**Task brief:**
In the listing that follows, tally the lines containing "Данные"; give the count and nothing more.

**Input for this task:**
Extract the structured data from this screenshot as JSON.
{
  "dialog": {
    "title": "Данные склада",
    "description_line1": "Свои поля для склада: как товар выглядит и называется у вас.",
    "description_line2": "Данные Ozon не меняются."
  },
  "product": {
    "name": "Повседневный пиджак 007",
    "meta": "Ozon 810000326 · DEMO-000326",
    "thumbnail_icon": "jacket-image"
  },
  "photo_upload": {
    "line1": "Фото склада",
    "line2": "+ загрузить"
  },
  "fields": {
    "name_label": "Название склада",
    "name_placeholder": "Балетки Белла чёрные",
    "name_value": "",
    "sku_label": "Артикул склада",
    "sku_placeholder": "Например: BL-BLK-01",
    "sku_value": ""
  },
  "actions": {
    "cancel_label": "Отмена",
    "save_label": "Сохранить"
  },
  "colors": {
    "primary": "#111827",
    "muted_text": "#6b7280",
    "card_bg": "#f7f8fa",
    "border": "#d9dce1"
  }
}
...
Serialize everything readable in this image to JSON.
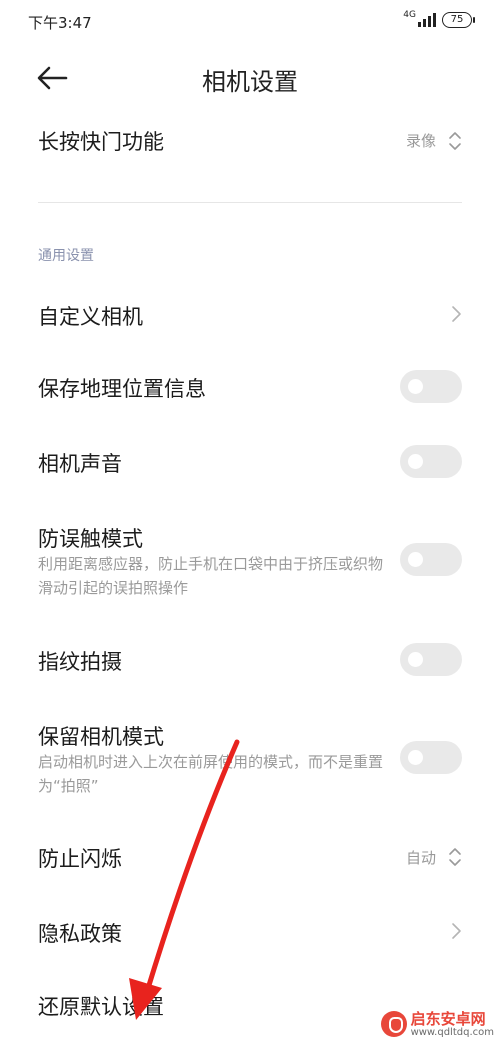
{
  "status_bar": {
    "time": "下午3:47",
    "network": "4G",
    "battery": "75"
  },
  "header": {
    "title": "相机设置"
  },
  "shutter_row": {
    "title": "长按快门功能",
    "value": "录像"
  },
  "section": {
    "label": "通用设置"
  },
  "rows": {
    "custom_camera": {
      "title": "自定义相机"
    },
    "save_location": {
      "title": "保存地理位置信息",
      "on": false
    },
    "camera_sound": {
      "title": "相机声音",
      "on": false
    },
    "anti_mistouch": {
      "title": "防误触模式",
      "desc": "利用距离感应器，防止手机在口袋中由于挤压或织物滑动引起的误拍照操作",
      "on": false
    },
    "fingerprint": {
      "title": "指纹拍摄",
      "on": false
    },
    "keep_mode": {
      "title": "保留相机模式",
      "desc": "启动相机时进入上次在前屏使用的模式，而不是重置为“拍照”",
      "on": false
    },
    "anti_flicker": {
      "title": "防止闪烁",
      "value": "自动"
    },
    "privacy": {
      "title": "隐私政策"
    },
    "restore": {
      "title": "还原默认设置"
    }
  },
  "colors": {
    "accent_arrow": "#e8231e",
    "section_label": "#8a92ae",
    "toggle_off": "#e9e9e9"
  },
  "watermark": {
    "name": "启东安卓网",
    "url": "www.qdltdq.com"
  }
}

**Solution to the exercise:**
2